In The News
In this weekend’s New York Times, writer Pagan Kennedy explores the history of menstrual products. She notes a marked gender divide in innovation: three out of four patents for period-related technologies are awarded to men. For example, when two Harvard business fellows sought funding for a home STD test that would use the blood collected by tampons, they were met with laughter and resistance from venture capitalists: “Someone told us that the product would only help women, and women are only half the population—so what was the point?” Another “suggested they develop a machine that a man could use to covertly test the health of his sexual partners, because ‘women are liars’ who spread venereal diseases.”
Further Reading in JSTOR
JSTOR Daily writers have talked about women’s bodies, fertility, reproduction, and birth control. They have also highlighted battles around sex ed in American schools, and the contents of textbooks on sexuality. When it comes to menstruation, however, a look at the existing research highlights how taboo this topic still is.
Take, for example, Anne Clarke and Diane Ruble’s 1978 study on twelve-year-olds’ understanding of menstruation. In this study, pre- and post-menstrual girls were compared, with boys only included as a sort of “control group.” Over 50% of all females were “worried someone would know they were having their periods.” The girls learned most of what they knew about menstruation from their mothers. The boys most often reported they knew nothing at all—and what little they did know, they learned from their male friends and TV.
In 1991, researchers busted the stereotype that having one’s period caused reduced productivity. John Richardson recounts one version of that argument, from 1923:
It is during the most important years of school life that these disturbances are most intense and pervasive, and whenever one of them coincides with some emergency, for example, an examination, girls are heavily handicapped as compared with boys.

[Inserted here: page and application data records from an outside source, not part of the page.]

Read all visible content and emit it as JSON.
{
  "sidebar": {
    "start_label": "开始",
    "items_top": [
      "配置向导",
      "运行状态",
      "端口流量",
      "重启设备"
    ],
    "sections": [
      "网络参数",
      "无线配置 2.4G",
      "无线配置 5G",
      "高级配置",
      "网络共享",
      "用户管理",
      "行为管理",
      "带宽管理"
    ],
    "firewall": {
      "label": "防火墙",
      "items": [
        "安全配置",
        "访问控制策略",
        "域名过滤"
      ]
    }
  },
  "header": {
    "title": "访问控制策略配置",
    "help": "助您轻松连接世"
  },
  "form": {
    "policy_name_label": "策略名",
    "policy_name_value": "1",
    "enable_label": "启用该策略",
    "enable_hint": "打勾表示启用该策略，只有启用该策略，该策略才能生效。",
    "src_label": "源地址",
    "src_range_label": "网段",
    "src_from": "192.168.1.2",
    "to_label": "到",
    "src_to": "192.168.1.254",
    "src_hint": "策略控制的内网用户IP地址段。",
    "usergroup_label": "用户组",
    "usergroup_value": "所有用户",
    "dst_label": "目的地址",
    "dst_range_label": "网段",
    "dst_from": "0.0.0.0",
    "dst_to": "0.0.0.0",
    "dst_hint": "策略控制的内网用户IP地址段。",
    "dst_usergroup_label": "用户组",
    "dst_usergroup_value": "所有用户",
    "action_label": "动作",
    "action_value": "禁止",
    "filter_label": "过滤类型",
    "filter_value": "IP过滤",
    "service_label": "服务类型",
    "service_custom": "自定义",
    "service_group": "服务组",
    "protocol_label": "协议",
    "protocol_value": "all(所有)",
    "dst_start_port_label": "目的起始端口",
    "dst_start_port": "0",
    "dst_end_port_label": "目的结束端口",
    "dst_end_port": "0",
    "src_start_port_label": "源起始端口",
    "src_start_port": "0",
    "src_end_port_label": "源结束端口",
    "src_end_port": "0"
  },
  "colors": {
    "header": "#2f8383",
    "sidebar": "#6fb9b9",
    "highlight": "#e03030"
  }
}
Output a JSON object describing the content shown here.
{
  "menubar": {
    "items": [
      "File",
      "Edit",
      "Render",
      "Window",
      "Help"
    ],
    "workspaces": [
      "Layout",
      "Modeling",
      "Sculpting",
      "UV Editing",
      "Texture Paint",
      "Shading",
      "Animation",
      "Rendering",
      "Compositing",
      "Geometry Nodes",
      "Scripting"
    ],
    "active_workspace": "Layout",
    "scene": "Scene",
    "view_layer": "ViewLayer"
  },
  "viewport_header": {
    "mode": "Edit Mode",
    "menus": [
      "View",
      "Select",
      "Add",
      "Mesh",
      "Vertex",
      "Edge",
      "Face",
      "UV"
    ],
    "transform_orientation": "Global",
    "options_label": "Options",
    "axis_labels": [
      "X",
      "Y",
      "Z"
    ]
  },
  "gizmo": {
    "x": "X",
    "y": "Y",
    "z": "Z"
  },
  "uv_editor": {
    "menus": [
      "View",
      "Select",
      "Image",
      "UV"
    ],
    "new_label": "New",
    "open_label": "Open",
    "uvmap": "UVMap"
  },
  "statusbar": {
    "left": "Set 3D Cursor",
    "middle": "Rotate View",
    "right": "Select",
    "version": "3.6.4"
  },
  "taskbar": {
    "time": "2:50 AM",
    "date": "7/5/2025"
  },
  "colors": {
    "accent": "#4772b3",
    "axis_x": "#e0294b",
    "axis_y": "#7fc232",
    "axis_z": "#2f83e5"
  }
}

Richardson’s article in The Journal of Higher Education suggests that women’s self-assessment is generally more negative than the reality; that men more often attribute women’s successes to luck; and that studies fail to take into account the wide variation in women’s experiences, including physical symptoms (minor irritation to debilitating pain), study or self-care behaviors that compensate for the effect, and the relationship between anxiety and menstruation (where some stressors can delay or hasten your period). Richardson concludes by recommending that universities and colleges deal with socially-inflicted expectations that can disrupt women’s academic performance.
By 2009, the use of birth control drugs to alleviate menstrual symptoms was well-documented, and drugs were being introduced to cater to this need. Laura Mamo and Jennifer Ruth Fosket discuss the hormonal contraceptive Seasonale, an “official” way to limit periods to only one every three months. Seasonale’s campaign, however, which featured white female models dressed in white against white backgrounds, reinforced concepts of period blood as impure and dirty.
Compare Seasonale’s campaign to the Kotex sanitary-pad advertisements of the 1920s, which Roseann Mandziuk explored in 2010:
All carry one simple message to women: your dark and shameful secret can be preserved; no man need ever know that on a regular basis you have a menstrual period that involves the secretion of a fluid that often discomforts men.
With the “solving” of the “problem” through science always just over the horizon, it’s no wonder many men aren’t properly educated about women’s reproductive health.